A study to be published in an upcoming Fetal & Neonatal Edition of Archives of Disease in Childhood suggests that longer time to conception, as is the case for fertility patients, may put parents at greater risk of having children with minor neurological development complications.
Scientists analyzed neurological development of just over 200 children at the age of two. Each of these children was born to parents who struggled with infertility and 122 of which were conceived with fertility treatment. Eighty-seven were conceived without assisted reproductive technology (ART).
Neurological issues including poor hand-eye coordination, reflexes, and motor function were observed in 17 of these children. The average time to conception of these children was four years; longer time than the children without neurological issues. Investigators controlled for parental age and other factors that may influence risk of neurological development complications. They concluded that longer time to conception was correlated with 30% greater chance of mild neurological complications.
It may be theorized, as a result, that infertility is linked to neurological disorders in offspring. However, the sample size was not large and there is not enough data to form a generalized conclusion about fertility and neurological development. The children who did not present with neurological complications were conceived, on average, after two years and eight months.

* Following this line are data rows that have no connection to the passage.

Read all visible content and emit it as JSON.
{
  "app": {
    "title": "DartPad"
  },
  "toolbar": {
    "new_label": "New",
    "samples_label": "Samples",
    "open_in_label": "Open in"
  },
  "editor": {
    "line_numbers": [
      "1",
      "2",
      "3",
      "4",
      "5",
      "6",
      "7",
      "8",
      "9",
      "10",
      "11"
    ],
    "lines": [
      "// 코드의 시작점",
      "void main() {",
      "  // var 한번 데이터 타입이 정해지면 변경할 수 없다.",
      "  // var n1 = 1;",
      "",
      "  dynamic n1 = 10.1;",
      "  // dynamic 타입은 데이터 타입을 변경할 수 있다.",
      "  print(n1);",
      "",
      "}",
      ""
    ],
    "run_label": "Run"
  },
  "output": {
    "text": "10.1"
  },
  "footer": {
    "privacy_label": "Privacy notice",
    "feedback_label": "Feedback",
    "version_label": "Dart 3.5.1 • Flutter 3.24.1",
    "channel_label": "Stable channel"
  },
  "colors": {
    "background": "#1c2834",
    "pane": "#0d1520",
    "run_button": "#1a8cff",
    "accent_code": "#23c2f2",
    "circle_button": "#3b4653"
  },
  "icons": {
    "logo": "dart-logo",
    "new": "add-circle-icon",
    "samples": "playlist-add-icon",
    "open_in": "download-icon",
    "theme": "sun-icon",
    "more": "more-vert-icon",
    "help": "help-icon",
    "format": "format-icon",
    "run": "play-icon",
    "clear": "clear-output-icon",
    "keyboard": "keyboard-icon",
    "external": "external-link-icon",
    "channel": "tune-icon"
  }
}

We can learn from this data that couples struggling to conceive should seek a consultation with a fertility doctor sooner than later to avoid any potential risk for developmental issues in their offspring. Further research is warranted in a larger scale study.